╭─ Provided records
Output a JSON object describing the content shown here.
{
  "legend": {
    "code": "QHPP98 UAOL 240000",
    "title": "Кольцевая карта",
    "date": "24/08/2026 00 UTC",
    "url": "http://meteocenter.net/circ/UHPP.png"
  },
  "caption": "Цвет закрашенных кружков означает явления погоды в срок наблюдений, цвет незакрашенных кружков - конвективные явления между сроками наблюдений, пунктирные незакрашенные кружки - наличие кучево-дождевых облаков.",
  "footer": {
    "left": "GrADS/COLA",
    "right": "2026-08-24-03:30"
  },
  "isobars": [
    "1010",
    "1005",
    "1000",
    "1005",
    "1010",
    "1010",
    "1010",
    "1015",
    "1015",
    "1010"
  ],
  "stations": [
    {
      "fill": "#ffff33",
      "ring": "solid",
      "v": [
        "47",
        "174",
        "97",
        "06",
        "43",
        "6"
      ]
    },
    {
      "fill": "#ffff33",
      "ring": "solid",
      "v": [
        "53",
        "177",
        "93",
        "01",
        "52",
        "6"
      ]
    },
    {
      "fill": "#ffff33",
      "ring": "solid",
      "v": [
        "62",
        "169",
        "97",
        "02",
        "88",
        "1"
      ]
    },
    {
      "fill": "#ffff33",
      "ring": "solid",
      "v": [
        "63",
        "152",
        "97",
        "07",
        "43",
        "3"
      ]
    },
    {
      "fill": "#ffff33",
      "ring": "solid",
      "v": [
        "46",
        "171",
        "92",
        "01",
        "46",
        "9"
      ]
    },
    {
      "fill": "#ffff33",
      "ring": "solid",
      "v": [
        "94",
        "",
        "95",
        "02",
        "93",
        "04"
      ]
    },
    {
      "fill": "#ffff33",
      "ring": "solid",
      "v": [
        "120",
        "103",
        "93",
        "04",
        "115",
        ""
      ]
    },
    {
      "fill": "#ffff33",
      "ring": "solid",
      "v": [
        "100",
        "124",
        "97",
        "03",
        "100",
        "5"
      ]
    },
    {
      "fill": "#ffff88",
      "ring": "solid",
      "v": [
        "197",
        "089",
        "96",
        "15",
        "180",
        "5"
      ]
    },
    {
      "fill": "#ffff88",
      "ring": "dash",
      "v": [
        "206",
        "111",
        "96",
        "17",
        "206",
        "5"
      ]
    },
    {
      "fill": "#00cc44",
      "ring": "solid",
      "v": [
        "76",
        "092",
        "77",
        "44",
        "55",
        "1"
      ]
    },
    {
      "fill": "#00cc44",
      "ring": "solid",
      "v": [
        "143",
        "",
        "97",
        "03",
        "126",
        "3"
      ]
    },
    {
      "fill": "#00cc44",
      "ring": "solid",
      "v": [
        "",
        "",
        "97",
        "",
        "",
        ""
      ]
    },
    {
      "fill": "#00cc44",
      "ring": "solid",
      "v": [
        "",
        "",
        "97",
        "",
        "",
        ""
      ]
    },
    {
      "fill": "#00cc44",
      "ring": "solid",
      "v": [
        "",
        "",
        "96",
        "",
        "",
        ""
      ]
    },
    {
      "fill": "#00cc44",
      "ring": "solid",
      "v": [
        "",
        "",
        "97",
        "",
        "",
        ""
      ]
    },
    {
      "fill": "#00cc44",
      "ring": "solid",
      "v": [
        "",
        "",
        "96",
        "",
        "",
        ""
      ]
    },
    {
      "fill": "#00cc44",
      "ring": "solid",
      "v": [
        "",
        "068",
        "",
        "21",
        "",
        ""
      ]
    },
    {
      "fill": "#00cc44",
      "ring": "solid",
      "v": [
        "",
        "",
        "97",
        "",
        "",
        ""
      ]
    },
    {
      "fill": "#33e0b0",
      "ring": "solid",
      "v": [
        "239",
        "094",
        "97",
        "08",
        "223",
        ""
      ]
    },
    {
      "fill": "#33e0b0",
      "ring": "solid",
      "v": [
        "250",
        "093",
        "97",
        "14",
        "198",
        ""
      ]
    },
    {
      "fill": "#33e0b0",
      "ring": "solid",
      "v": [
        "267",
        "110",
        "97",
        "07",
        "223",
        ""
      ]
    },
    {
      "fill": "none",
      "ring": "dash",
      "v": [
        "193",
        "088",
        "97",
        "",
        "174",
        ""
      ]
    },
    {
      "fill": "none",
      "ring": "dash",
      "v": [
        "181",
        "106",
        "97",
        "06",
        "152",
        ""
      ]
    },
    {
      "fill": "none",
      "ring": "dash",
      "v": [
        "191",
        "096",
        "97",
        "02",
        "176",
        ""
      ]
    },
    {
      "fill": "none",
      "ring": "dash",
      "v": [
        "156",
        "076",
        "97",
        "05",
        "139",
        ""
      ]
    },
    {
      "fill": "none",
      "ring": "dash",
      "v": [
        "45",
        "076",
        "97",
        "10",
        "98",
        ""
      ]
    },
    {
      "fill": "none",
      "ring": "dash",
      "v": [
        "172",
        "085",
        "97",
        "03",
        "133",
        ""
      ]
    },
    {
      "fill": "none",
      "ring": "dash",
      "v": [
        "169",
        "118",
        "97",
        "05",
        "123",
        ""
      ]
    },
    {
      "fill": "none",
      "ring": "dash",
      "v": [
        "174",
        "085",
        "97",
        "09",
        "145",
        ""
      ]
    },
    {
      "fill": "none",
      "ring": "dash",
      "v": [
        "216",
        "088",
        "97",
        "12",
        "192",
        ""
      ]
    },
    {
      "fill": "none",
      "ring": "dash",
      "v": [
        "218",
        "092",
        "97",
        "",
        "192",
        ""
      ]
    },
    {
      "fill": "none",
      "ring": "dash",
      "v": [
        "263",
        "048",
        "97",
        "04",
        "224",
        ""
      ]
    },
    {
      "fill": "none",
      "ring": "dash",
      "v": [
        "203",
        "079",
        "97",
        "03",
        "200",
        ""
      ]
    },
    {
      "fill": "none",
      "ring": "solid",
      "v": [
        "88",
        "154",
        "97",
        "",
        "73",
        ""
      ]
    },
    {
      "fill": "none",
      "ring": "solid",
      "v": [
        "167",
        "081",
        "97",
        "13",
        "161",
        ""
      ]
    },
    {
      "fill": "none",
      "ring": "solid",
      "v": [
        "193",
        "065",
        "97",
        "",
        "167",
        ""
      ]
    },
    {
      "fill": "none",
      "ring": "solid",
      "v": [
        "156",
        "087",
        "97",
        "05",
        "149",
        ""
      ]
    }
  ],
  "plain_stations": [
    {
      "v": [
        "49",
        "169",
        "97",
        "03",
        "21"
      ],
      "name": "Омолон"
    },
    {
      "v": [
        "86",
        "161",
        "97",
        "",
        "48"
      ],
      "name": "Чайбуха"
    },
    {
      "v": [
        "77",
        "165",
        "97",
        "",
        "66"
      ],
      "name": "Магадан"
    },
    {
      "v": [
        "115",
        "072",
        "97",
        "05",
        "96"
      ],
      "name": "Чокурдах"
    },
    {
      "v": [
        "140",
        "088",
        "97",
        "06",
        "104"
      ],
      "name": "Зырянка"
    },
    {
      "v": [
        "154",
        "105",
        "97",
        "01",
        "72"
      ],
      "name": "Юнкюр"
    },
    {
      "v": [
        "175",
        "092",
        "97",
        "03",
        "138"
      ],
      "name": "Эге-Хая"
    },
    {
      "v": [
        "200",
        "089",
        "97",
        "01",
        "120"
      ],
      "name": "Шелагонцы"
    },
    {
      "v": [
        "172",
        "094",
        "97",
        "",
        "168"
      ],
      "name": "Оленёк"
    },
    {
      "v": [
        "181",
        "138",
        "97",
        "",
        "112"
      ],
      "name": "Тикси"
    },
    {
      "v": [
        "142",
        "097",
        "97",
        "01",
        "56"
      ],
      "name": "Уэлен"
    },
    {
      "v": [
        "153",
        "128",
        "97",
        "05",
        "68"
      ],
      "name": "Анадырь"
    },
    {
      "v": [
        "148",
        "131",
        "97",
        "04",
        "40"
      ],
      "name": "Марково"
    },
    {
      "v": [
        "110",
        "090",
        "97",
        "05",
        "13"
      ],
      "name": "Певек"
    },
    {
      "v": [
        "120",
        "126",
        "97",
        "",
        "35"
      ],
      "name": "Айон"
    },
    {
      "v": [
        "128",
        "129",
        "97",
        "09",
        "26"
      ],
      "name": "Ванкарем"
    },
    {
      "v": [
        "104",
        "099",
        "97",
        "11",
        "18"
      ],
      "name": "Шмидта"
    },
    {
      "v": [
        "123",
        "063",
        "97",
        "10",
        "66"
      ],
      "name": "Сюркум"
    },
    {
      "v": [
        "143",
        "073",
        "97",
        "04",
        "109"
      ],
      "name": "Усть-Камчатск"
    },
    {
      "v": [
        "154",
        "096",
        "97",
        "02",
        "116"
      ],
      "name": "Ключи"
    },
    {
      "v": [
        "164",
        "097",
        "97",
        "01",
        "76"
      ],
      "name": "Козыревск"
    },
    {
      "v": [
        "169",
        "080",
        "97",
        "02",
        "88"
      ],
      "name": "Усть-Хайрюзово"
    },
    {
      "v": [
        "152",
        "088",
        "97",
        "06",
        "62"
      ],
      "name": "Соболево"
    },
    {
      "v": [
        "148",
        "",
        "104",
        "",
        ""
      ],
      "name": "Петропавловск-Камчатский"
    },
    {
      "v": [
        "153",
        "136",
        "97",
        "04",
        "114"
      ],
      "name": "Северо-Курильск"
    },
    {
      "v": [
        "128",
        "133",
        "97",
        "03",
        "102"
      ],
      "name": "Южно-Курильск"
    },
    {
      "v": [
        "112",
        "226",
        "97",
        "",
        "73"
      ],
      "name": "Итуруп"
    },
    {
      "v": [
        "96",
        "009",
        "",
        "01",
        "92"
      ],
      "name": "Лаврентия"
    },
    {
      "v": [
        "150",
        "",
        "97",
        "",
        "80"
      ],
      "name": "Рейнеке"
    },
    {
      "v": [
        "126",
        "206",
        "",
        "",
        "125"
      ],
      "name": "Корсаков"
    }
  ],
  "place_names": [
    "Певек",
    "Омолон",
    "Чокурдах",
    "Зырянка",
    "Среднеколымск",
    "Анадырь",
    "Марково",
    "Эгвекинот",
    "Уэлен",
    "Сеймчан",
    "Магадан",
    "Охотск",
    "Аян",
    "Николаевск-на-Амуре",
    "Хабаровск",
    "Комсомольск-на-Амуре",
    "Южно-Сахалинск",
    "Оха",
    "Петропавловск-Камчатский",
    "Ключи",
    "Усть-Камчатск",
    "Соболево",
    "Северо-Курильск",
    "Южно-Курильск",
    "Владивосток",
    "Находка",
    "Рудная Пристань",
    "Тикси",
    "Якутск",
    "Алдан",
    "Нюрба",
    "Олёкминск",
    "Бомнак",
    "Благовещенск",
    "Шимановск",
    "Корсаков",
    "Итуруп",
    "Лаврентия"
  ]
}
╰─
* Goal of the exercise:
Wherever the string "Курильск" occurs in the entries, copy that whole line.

* Result of the task:
      "name": "Северо-Курильск"
      "name": "Южно-Курильск"
    "Северо-Курильск",
    "Южно-Курильск",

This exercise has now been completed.